(Records to process Opens)
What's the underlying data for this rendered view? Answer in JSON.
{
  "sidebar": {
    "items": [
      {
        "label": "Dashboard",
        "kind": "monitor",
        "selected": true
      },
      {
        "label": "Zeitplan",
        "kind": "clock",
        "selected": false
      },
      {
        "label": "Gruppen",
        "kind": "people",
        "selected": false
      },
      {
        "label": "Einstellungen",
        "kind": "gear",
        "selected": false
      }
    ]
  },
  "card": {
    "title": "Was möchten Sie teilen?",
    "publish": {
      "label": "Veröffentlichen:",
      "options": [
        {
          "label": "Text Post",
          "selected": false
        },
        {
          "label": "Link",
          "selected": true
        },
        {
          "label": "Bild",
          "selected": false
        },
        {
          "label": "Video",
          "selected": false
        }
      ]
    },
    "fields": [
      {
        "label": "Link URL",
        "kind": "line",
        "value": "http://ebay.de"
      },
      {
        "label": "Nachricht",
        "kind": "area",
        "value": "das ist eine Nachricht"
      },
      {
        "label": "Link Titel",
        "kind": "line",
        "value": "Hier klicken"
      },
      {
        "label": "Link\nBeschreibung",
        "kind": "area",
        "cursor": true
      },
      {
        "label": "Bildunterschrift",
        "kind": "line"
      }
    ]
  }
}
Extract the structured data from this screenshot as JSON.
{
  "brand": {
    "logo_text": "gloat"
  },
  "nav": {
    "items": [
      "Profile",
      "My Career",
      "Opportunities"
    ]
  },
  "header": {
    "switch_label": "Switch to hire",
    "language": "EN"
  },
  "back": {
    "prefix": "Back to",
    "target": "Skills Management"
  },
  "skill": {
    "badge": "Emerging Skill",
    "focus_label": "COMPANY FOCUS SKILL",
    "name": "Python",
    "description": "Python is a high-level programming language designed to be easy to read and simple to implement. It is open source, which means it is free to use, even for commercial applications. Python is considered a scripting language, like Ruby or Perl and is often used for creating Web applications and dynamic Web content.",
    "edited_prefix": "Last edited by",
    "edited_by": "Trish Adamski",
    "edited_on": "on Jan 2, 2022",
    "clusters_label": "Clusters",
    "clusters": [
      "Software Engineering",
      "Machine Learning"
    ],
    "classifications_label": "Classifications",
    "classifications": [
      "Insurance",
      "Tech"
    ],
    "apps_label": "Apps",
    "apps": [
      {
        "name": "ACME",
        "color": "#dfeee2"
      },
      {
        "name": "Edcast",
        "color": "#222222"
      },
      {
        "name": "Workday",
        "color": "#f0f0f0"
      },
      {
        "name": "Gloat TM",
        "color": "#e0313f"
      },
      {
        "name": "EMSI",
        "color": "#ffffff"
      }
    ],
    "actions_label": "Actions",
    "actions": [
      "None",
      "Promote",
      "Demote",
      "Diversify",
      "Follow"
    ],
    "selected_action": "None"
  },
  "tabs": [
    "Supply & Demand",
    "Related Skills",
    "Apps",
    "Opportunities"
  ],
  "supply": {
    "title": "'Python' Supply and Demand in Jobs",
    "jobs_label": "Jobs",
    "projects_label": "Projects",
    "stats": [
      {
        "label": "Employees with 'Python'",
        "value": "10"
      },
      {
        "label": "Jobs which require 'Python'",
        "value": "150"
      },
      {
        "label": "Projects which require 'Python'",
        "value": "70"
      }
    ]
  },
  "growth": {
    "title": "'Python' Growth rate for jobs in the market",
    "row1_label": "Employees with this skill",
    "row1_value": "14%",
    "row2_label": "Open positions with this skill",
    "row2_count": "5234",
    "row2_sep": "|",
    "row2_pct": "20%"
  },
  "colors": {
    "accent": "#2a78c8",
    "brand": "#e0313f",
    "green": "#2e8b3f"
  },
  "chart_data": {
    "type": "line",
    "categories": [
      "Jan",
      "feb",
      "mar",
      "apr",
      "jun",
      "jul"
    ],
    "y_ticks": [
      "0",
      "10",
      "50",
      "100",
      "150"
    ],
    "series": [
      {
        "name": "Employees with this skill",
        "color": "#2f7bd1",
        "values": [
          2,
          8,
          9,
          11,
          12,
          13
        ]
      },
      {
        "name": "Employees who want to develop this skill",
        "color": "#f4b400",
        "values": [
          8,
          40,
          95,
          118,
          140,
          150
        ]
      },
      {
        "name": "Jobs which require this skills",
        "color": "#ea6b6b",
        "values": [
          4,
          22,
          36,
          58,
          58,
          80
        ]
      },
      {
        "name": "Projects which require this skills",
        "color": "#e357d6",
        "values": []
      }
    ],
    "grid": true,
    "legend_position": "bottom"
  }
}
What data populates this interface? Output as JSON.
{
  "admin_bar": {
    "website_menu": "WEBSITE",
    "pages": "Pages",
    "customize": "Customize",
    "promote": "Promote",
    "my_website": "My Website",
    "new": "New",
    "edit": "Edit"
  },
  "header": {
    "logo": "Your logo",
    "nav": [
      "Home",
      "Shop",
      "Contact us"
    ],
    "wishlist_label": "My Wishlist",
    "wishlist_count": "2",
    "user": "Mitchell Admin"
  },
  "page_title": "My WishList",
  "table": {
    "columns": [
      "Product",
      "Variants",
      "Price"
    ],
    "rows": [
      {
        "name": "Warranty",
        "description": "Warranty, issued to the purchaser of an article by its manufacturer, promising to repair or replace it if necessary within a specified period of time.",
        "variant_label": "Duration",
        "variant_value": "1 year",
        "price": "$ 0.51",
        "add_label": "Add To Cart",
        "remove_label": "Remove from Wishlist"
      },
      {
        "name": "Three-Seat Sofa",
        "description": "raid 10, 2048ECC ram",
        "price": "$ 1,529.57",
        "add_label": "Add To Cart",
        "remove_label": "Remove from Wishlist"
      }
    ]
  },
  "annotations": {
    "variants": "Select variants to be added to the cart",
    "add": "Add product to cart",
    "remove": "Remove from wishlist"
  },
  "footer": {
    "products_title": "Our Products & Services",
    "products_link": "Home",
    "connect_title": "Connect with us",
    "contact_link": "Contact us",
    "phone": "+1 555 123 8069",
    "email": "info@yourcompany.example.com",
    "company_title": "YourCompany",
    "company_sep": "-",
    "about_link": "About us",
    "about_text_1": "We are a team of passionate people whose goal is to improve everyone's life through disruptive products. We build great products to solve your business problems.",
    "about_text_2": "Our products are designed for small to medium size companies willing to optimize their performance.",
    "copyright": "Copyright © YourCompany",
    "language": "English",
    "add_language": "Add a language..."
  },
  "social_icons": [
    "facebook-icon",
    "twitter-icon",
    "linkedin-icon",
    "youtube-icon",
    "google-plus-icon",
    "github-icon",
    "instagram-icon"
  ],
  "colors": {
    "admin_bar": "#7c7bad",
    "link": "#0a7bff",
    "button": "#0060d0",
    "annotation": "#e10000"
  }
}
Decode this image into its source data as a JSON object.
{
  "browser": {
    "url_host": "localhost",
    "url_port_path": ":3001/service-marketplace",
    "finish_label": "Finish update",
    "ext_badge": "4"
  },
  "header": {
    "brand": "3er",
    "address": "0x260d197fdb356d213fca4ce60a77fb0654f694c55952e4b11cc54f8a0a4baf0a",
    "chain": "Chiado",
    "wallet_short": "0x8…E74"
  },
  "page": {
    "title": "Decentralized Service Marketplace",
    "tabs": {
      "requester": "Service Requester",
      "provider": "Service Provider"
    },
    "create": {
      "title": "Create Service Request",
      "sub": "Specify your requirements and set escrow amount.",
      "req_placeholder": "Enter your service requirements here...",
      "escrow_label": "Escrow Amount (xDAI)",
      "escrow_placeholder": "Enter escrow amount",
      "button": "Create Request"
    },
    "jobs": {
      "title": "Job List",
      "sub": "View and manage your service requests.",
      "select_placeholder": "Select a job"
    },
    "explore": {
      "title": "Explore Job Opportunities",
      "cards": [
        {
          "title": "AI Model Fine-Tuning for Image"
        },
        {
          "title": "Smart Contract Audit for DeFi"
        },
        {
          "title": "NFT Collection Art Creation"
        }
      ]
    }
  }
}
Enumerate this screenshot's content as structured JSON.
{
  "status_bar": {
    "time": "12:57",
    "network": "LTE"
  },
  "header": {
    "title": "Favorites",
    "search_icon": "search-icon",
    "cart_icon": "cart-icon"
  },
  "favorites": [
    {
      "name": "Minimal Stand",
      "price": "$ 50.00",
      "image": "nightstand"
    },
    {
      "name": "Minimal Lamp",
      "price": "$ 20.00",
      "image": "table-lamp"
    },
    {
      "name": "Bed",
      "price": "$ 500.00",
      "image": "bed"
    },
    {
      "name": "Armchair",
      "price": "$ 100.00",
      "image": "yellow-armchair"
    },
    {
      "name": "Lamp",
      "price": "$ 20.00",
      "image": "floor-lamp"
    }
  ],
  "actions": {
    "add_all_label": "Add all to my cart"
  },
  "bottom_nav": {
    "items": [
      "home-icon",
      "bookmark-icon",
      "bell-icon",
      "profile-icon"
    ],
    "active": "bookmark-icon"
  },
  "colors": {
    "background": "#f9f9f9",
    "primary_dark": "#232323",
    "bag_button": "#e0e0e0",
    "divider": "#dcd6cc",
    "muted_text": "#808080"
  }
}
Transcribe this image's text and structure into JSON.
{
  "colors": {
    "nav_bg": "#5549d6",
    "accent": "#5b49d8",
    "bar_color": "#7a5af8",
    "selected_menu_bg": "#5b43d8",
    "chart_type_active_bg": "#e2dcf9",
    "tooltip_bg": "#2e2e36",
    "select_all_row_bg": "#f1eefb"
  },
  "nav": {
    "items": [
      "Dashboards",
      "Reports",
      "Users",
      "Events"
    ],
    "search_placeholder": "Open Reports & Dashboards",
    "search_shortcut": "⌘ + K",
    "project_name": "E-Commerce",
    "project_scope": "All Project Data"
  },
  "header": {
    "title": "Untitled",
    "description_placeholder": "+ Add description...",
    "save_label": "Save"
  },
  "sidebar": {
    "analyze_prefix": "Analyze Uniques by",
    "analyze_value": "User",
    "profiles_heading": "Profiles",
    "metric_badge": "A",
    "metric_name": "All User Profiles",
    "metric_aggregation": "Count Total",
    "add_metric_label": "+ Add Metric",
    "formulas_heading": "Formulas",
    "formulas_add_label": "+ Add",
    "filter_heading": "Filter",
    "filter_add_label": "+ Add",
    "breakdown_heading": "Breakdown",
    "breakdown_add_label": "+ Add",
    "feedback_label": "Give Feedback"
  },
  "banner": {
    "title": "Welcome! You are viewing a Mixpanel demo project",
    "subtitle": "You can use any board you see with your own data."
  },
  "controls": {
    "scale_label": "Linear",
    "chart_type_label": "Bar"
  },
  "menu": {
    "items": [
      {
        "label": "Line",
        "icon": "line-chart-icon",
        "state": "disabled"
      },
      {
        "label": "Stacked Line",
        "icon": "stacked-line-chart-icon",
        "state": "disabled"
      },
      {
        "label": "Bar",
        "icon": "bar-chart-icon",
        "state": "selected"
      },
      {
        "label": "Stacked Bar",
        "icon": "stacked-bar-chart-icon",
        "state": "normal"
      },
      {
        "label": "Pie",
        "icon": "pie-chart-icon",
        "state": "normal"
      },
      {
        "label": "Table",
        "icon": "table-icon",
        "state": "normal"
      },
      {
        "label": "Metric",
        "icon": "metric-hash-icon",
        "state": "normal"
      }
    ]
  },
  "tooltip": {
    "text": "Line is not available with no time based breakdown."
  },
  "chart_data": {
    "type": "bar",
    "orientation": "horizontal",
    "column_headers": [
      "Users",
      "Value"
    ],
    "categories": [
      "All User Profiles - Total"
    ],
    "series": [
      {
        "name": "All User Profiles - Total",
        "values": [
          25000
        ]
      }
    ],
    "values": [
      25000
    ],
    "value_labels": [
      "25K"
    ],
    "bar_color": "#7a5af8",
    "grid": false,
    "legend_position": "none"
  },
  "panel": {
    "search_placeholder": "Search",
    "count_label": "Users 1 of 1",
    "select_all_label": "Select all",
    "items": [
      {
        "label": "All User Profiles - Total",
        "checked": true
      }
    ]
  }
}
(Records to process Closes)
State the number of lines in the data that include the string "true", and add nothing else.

5